18 October 2018

On 16 October the EU-Asia Centre hosted a discussion with Cecilia Malmström, the European Commissioner for Trade, on ‘Why Asia Matters’.

Speaking on the eve of the 12thbiannual Summit of the Asia-Europe Meeting (ASEM), the Commissioner’s key message was thatnaturally, Asia matters to EuropeRecent years have seen the strengthening of bi- and multilateral partnerships between Europe and Asia. The EU had successfully concluded FTA negotiations with Korea, Japan, Singapore and Vietnam. The deal with Japan was especially important as it covered a quarter of the world’s GDP. 

Negotiations with various other Asian partners, including Indonesia, Australia and New Zealand were on-going. In a show of joint commitment, China and the EU had recently exchanged market access offers to progress the bilateral investment treaty negotiations. Talks with India, however, had not made much progress due to the different levels of ambition. These developments demonstrated Europe’s firm support for free trade and a rules and values-based multilateral system.

The EU was the world’s largest trader and needed to be a trader that was fit for the futureThat is why the EU’s trade agreements are not limited to trade alone – they also extend to e-commerce, environmental and social sustainability, transparency in public procurement, equal business opportunities, and respect for the rule of law and human rights. Many also include specific chapters on the role of small and medium-sized enterprises, to ensure that the economic gains of globalization are spread evenly throughout society. 

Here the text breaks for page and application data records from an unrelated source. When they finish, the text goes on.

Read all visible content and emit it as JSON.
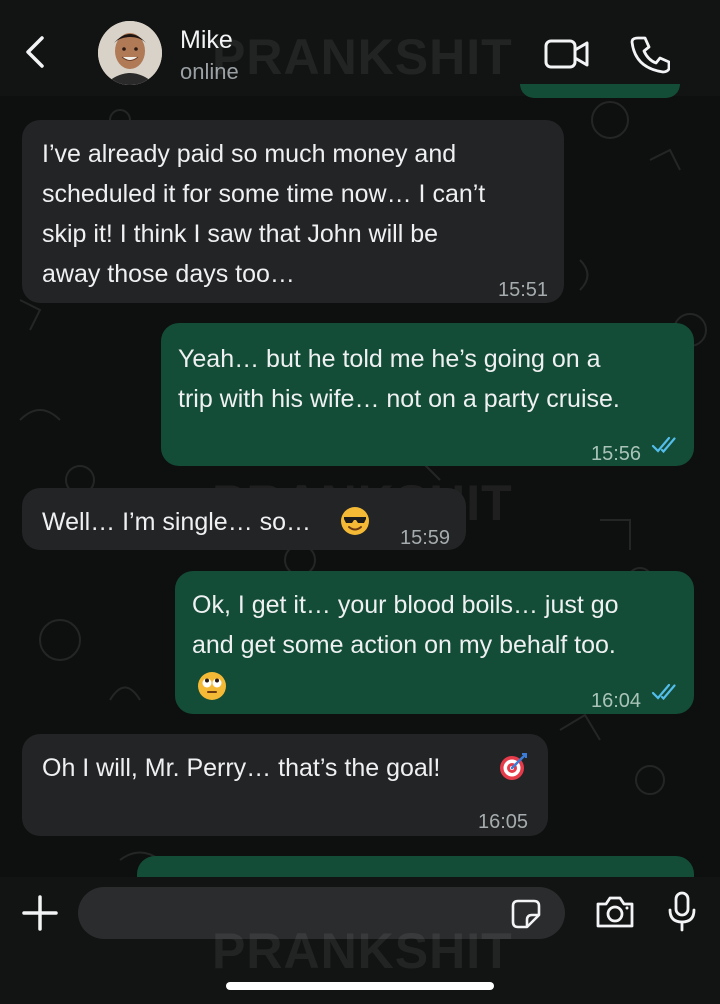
{
  "header": {
    "contact_name": "Mike",
    "status": "online",
    "watermark": "PRANKSHIT"
  },
  "messages": [
    {
      "direction": "in",
      "lines": [
        "I’ve already paid so much money and",
        "scheduled it for some time now… I can’t",
        "skip it! I think I saw that John will be",
        "away those days too…"
      ],
      "time": "15:51"
    },
    {
      "direction": "out",
      "lines": [
        "Yeah… but he told me he’s going on a",
        "trip with his wife… not on a party cruise."
      ],
      "time": "15:56",
      "read": true
    },
    {
      "direction": "in",
      "lines": [
        "Well… I’m single… so…"
      ],
      "emoji": "smiling-face-with-sunglasses",
      "time": "15:59"
    },
    {
      "direction": "out",
      "lines": [
        "Ok, I get it… your blood boils… just go",
        "and get some action on my behalf too."
      ],
      "emoji": "face-with-rolling-eyes",
      "time": "16:04",
      "read": true
    },
    {
      "direction": "in",
      "lines": [
        "Oh I will, Mr. Perry… that’s the goal!"
      ],
      "emoji": "direct-hit",
      "time": "16:05"
    }
  ],
  "composer": {
    "placeholder": ""
  },
  "colors": {
    "incoming_bubble": "#222425",
    "outgoing_bubble": "#134d37",
    "read_ticks": "#53bdeb",
    "header_bg": "#121313"
  }
}
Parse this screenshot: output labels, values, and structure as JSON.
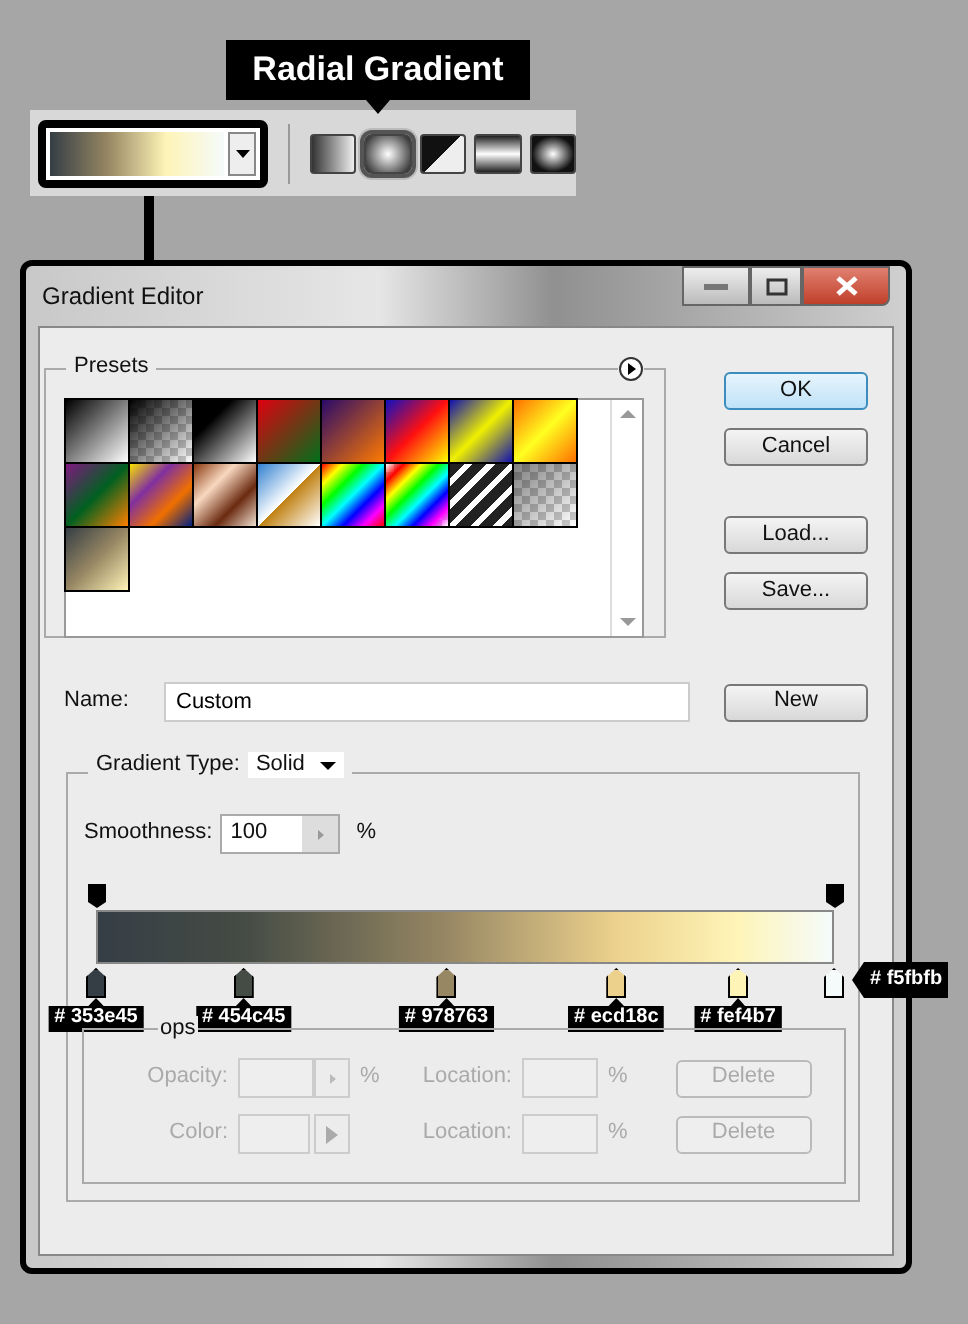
{
  "toolbar": {
    "style_buttons": [
      {
        "kind": "linear",
        "selected": false
      },
      {
        "kind": "radial",
        "selected": true
      },
      {
        "kind": "angle",
        "selected": false
      },
      {
        "kind": "reflected",
        "selected": false
      },
      {
        "kind": "diamond",
        "selected": false
      }
    ],
    "callout": "Radial Gradient"
  },
  "window": {
    "title": "Gradient Editor"
  },
  "presets": {
    "legend": "Presets"
  },
  "buttons": [
    {
      "label": "OK",
      "kind": "default"
    },
    {
      "label": "Cancel",
      "kind": "plain"
    },
    {
      "label": "Load...",
      "kind": "plain"
    },
    {
      "label": "Save...",
      "kind": "plain"
    }
  ],
  "name": {
    "label": "Name:",
    "value": "Custom",
    "button": "New"
  },
  "gradient": {
    "type_label": "Gradient Type:",
    "type_value": "Solid",
    "smoothness_label": "Smoothness:",
    "smoothness_value": "100",
    "smoothness_unit": "%",
    "opacity_stops": [
      {
        "level": 0
      },
      {
        "level": 1
      }
    ],
    "color_stops": [
      {
        "level": 0,
        "color": "#353e45",
        "label": "# 353e45",
        "kind": "below"
      },
      {
        "level": 0.2,
        "color": "#454c45",
        "label": "# 454c45",
        "kind": "below"
      },
      {
        "level": 0.475,
        "color": "#978763",
        "label": "# 978763",
        "kind": "below"
      },
      {
        "level": 0.705,
        "color": "#ecd18c",
        "label": "# ecd18c",
        "kind": "below"
      },
      {
        "level": 0.87,
        "color": "#fef4b7",
        "label": "# fef4b7",
        "kind": "below"
      },
      {
        "level": 1,
        "color": "#f5fbfb",
        "label": "# f5fbfb",
        "kind": "right"
      }
    ]
  },
  "stops": {
    "legend": "ops",
    "rows": [
      {
        "label": "Opacity:",
        "unit": "%",
        "location_label": "Location:",
        "location_unit": "%",
        "button": "Delete",
        "disabled": true,
        "kind": "stepper"
      },
      {
        "label": "Color:",
        "location_label": "Location:",
        "location_unit": "%",
        "button": "Delete",
        "disabled": true,
        "kind": "swatch"
      }
    ]
  }
}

The EU, as a global actor whose functioning and external action is underpinned by human rights, the rule of law and democracy, and respect for the current multilateral system, will continue to use trade not only to forge further respect for these values, but also to gain access to new markets. In this regard, Asian states are of great significance to the EU, as many of them subscribe to the EU’s values and endorse multilateral institutions including the WTO. Where there are problem issues, as with Cambodia and Myanmar just now, the EU was ready to assess and if necessary initiate a process to temporarily or indefinitely suspend preferential access agreements. 



Taking questions from the audience, the Commissioner mentioned that China’s Belt and Road Initiative was as visionary as it was imperfect. Economic projects developed under the initiative often lacked transparent bidding procedures, and did not sufficiently respect environmental, financial and social standards. It remained to be seen whether this initiative could be a vehicle for Sino-European cooperation. 

On the recently negotiated EU-Vietnam FTA, the Commissioner hoped that the current European Parliament could still approve the deal. 

The EU was capable of negotiating bilateral deals with ASEAN member states while assessing the potential for a bloc to bloc deal, which was still in the future.

Asked about the employment impact of globalisation, the Commissioner said that whilst it was true that there were sometimes winners and losers from trade deals it was up to governments (and sometimes the EU) to mitigate the impact.

On the Iran deal, the Commissioner said that the EU was upholding an international agreement and would seek to ensure EU companies that wished could continue to trade with Iran. She repeated the EU’s criticism of US steel tariffs.

As regards the WTO, it was not perfect but blocking the appointment of judges in its Appellate Body was not the right course of action. The EU had therefore set up working groups with both China and the US to discuss WTO reform, in order to create a WTO that is fit for the future. She hoped other Asian countries would support these reforms.